    Epic trip! I was first prompted to look at this website when I saw an article in The Hamburg Sun back in June. I’m a Hamburg native/resident and RIT engineering alum so I was somewhat intrigued. I’ve been following ever since. Hope you keep posting even though the trip is over!

  3. Posted March 25, 2011 at 11:42 AM | Permalink

    You had a fantastic journey. We loved reading about all your travels and the people you met. We still think of how weird it was you landed at our remote farm place and your story is still front page news on our website. We would love to catch up with you whenever you are out in Iowa.

  4. Posted March 31, 2011 at 9:50 AM | Permalink

    Incredible journey, Jesse! You and I met almost a year ago in Cleveland while you and your buddy Al stopped in for coffee across from Great Lakes Brewery. Your adventures have further inspired me to pick up my life and follow my dream of migrating to Portland, OR…a city that I’ve been talking about living in for years. Thank you for that. I have a similar sense of restlessness that I have (against my better judgement) suppressed these past few years in exchange for this unsatisfactory stability and an umbrella of safe living. Your journal has helped give me the strength to let go of the anchors that I’ve been allowing to weigh me down for so long and finally move on. If all goes as planned, I should arrive up there in less than a month.

    If you’re ever in the area, look me up. I’d be more than happy to share a pint or five. God knows there’s plenty of it to appreciate up there. In the meantime, all the best of luck to you and never give up on the journey, no matter what. -BC

  5. Rob Murillo
    Posted September 2, 2011 at 3:05 PM | Permalink

    Hey Jesse,

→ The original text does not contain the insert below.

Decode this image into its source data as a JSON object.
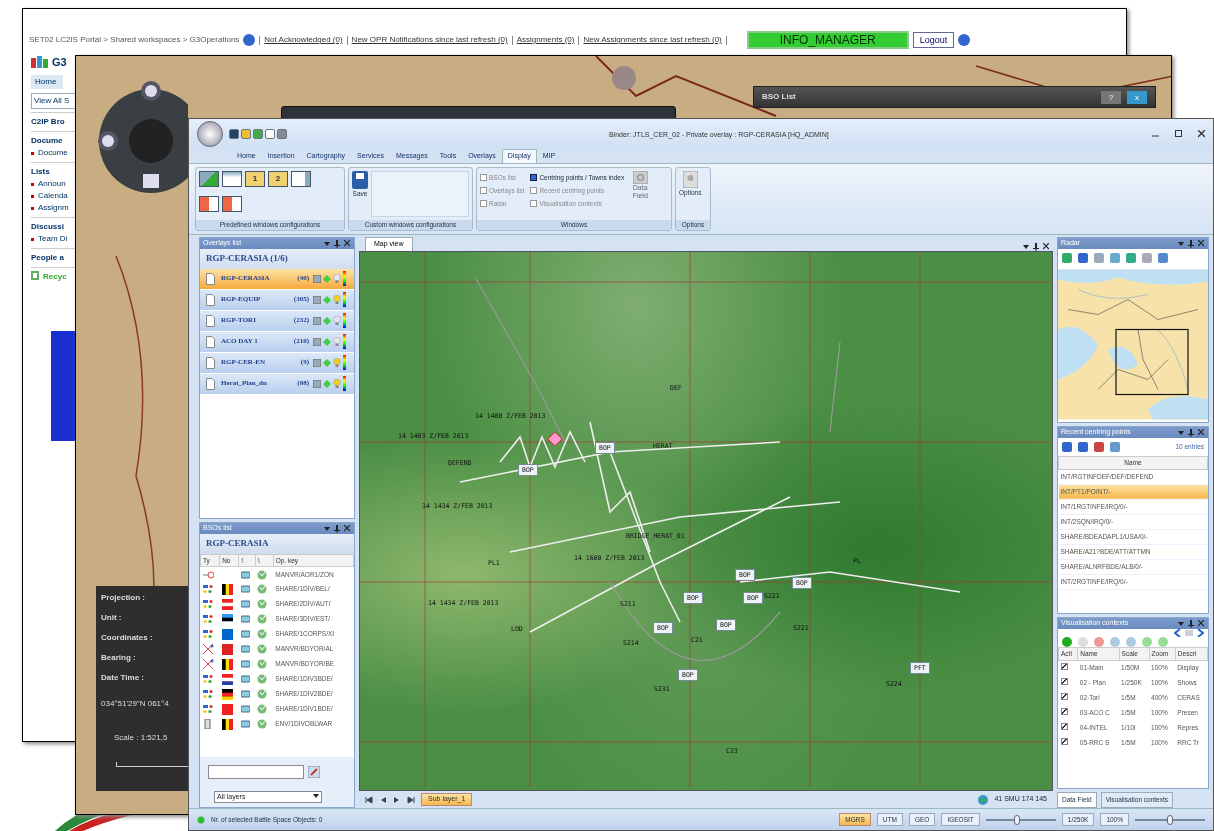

    It’s Rob. We met in Boulder. Sorry to hear about the ACL, but you still had an amazing journey. I wish you all the best and drop a line if you get out to Boulder.